Today's Paper Latest Coronavirus ­čö┤Children in Peril Quarantine Families Core values App Listen Story ideas iPad Weather Newsletters Obits Puzzles Archive
ADVERTISEMENT

The Trump administration is considering reimposing tariffs on aluminum imports from Canada and an announcement could come by the end of the week, according to people familiar with the matter.

If Canada refuses to impose export restrictions on aluminum, the U.S. will announce Friday the reimposition of 10% tariffs on aluminum from the country and implement the tariffs by July 1, according to the people, who asked not to be identified because the information isn't public.

The announcement would come just days before the new U.S.-Mexico-Canada trade deal enters into force at the start of July. U.S. Trade Representative Robert Lighthizer has expressed concern about recent struggles by American aluminum producers, which have seen sales drop and all-in prices sink as demand evaporated amid the global pandemic.

Lighthizer told the Senate Finance Committee in a hearing last week that recent surges in metal imports from North American neighbors are "of genuine concern to us now," and that his office was looking at the issue.

"I would say there have been surges on steel and aluminum, substantially from Canada, some from Mexico, and it is something that we're looking at and [are] talking to both Mexico and Canada about," he told the panel's top Republican, Sen. Chuck Grassley from Iowa.

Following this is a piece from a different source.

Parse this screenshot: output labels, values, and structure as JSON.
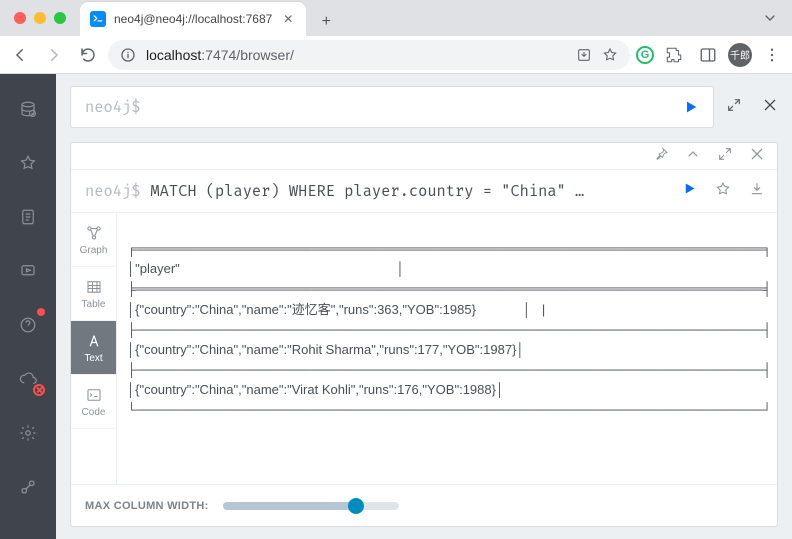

A spokesman for the trade representative didn't respond to an emailed request for comment. A spokeswoman for Canadian Deputy Prime Minister Chrystia Freeland said in an emailed statement that Canadian exports don't harm the U.S. market.

"The free flow of goods and services, including aluminum, is important for jobs and economic growth in both of our countries," her press secretary, Katherine Cuplinskas, said in an email to BNN Bloomberg television. "We firmly believe that our aluminum exports do not harm the U.S. market. We are emphasizing this in our ongoing conversations with our American partners."

Under the May 2019 agreement, which resulted in initial tariffs being lifted, Canada has to limit its retaliation to the U.S. metals sector and cannot hit American agriculture, Lighthizer told Grassley.

The three U.S. aluminum producers -- Alcoa Corp., Century Aluminum Co. and Magnitude 7 Metals LLC -- disagree on whether tariffs should be reimposed.

The American Primary Aluminum Association, which represents Century Aluminum and Magnitude 7 Metals, has asked Lighthizer to reimpose a 10% tariff on imports of Canadian aluminum, saying an increase in metal coming from the country has caused the price to collapse.

The Aluminum Association of the U.S., which represents Alcoa Corp., Rio Tinto Group and dozens of other aluminum-parts makers, argues instead that imports are virtually unchanged since 2017.

Alcoa Chief Financial Officer William Oplinger said at a recent virtual bank conference that China's overcapacity subsidized by the government is the real problem, and that he supports free trade with "those who trade freely, especially the Canadians."

The benchmark price of aluminum traded in London is down 12% this year, and the price paid to ship metal to the U.S. Midwest -- a critical part of the all-in price for domestic producers -- is down more than 40%.

Aluminum producers are struggling along with other businesses amid the pandemic.

An agreement reached between the three North American countries in May 2019 included a monitoring and a mechanism to prevent increases in exports, but also stipulated that tariffs on metals could be reimposed "if surges in imports of specific steel and aluminum products occur."

ADVERTISEMENT

Sponsor Content

COMMENTS - It looks like you're using Internet Explorer, which isn't compatible with the Democrat-Gazette commenting system. You can join the discussion by using another browser, like Firefox or Google Chrome.
It looks like you're using Microsoft Edge. The Democrat-Gazette commenting system is more compatible with Firefox and Google Chrome.
ADVERTISEMENT
ADVERTISEMENT
ADVERTISEMENT